• WHAT IS EXPECTED
Every record below should appear in your answer, copied exactly.

***

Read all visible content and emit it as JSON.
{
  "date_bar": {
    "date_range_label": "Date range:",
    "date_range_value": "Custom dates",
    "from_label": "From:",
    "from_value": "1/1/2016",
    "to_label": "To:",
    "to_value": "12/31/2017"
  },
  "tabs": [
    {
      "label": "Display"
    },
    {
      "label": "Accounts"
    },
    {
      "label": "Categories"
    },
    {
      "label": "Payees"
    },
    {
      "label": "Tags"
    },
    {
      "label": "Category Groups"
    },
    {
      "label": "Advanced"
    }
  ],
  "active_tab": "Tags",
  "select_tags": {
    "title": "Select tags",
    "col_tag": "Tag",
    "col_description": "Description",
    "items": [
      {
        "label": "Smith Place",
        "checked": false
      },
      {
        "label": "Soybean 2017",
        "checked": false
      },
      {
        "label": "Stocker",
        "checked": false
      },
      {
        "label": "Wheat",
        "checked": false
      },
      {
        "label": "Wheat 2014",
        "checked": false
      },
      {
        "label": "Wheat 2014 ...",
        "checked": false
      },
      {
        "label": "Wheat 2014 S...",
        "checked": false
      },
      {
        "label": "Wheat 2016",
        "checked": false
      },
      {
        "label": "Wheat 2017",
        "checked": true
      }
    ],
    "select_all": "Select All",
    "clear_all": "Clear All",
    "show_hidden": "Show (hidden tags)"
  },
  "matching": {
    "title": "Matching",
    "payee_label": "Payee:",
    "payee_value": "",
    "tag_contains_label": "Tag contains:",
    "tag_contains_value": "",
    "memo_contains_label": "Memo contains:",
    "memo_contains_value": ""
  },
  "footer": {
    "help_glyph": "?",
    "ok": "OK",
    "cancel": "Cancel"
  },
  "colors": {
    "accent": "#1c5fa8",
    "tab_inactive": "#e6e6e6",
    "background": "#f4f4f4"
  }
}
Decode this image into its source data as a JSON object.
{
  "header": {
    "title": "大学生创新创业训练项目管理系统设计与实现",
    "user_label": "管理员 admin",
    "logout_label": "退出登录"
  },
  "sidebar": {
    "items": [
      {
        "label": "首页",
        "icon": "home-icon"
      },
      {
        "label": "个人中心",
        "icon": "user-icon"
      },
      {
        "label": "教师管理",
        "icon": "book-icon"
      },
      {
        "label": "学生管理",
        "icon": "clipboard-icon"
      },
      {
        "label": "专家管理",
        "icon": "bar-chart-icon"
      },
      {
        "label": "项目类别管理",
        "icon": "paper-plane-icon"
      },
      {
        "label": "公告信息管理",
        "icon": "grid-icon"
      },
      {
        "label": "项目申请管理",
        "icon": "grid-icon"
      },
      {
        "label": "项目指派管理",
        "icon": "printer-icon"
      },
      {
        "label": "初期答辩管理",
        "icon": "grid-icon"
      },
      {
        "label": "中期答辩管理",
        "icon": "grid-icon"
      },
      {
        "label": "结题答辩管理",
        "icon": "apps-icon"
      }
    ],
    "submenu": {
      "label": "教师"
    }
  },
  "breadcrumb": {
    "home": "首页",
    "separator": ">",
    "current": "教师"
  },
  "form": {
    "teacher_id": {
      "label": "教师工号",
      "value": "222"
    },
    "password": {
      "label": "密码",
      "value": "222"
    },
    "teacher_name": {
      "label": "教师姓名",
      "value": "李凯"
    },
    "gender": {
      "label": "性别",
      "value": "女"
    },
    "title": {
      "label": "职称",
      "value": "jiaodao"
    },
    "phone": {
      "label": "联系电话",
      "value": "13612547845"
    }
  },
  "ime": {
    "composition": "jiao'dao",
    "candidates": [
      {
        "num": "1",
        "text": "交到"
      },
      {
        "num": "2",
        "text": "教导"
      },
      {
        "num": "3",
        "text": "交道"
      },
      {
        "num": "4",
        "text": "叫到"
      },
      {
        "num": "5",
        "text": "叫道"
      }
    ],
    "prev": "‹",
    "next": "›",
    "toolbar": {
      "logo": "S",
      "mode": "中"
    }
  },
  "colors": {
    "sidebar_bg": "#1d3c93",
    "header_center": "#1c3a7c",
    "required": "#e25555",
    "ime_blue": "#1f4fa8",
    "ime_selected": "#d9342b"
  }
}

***

• THE ANSWER
Read all visible content and emit it as JSON.
{
  "date_bar": {
    "date_range_label": "Date range:",
    "date_range_value": "Custom dates",
    "from_label": "From:",
    "from_value": "1/1/2016",
    "to_label": "To:",
    "to_value": "12/31/2017"
  },
  "tabs": [
    {
      "label": "Display"
    },
    {
      "label": "Accounts"
    },
    {
      "label": "Categories"
    },
    {
      "label": "Payees"
    },
    {
      "label": "Tags"
    },
    {
      "label": "Category Groups"
    },
    {
      "label": "Advanced"
    }
  ],
  "active_tab": "Tags",
  "select_tags": {
    "title": "Select tags",
    "col_tag": "Tag",
    "col_description": "Description",
    "items": [
      {
        "label": "Smith Place",
        "checked": false
      },
      {
        "label": "Soybean 2017",
        "checked": false
      },
      {
        "label": "Stocker",
        "checked": false
      },
      {
        "label": "Wheat",
        "checked": false
      },
      {
        "label": "Wheat 2014",
        "checked": false
      },
      {
        "label": "Wheat 2014 ...",
        "checked": false
      },
      {
        "label": "Wheat 2014 S...",
        "checked": false
      },
      {
        "label": "Wheat 2016",
        "checked": false
      },
      {
        "label": "Wheat 2017",
        "checked": true
      }
    ],
    "select_all": "Select All",
    "clear_all": "Clear All",
    "show_hidden": "Show (hidden tags)"
  },
  "matching": {
    "title": "Matching",
    "payee_label": "Payee:",
    "payee_value": "",
    "tag_contains_label": "Tag contains:",
    "tag_contains_value": "",
    "memo_contains_label": "Memo contains:",
    "memo_contains_value": ""
  },
  "footer": {
    "help_glyph": "?",
    "ok": "OK",
    "cancel": "Cancel"
  },
  "colors": {
    "accent": "#1c5fa8",
    "tab_inactive": "#e6e6e6",
    "background": "#f4f4f4"
  }
}
Decode this image into its source data as a JSON object.
{
  "header": {
    "title": "大学生创新创业训练项目管理系统设计与实现",
    "user_label": "管理员 admin",
    "logout_label": "退出登录"
  },
  "sidebar": {
    "items": [
      {
        "label": "首页",
        "icon": "home-icon"
      },
      {
        "label": "个人中心",
        "icon": "user-icon"
      },
      {
        "label": "教师管理",
        "icon": "book-icon"
      },
      {
        "label": "学生管理",
        "icon": "clipboard-icon"
      },
      {
        "label": "专家管理",
        "icon": "bar-chart-icon"
      },
      {
        "label": "项目类别管理",
        "icon": "paper-plane-icon"
      },
      {
        "label": "公告信息管理",
        "icon": "grid-icon"
      },
      {
        "label": "项目申请管理",
        "icon": "grid-icon"
      },
      {
        "label": "项目指派管理",
        "icon": "printer-icon"
      },
      {
        "label": "初期答辩管理",
        "icon": "grid-icon"
      },
      {
        "label": "中期答辩管理",
        "icon": "grid-icon"
      },
      {
        "label": "结题答辩管理",
        "icon": "apps-icon"
      }
    ],
    "submenu": {
      "label": "教师"
    }
  },
  "breadcrumb": {
    "home": "首页",
    "separator": ">",
    "current": "教师"
  },
  "form": {
    "teacher_id": {
      "label": "教师工号",
      "value": "222"
    },
    "password": {
      "label": "密码",
      "value": "222"
    },
    "teacher_name": {
      "label": "教师姓名",
      "value": "李凯"
    },
    "gender": {
      "label": "性别",
      "value": "女"
    },
    "title": {
      "label": "职称",
      "value": "jiaodao"
    },
    "phone": {
      "label": "联系电话",
      "value": "13612547845"
    }
  },
  "ime": {
    "composition": "jiao'dao",
    "candidates": [
      {
        "num": "1",
        "text": "交到"
      },
      {
        "num": "2",
        "text": "教导"
      },
      {
        "num": "3",
        "text": "交道"
      },
      {
        "num": "4",
        "text": "叫到"
      },
      {
        "num": "5",
        "text": "叫道"
      }
    ],
    "prev": "‹",
    "next": "›",
    "toolbar": {
      "logo": "S",
      "mode": "中"
    }
  },
  "colors": {
    "sidebar_bg": "#1d3c93",
    "header_center": "#1c3a7c",
    "required": "#e25555",
    "ime_blue": "#1f4fa8",
    "ime_selected": "#d9342b"
  }
}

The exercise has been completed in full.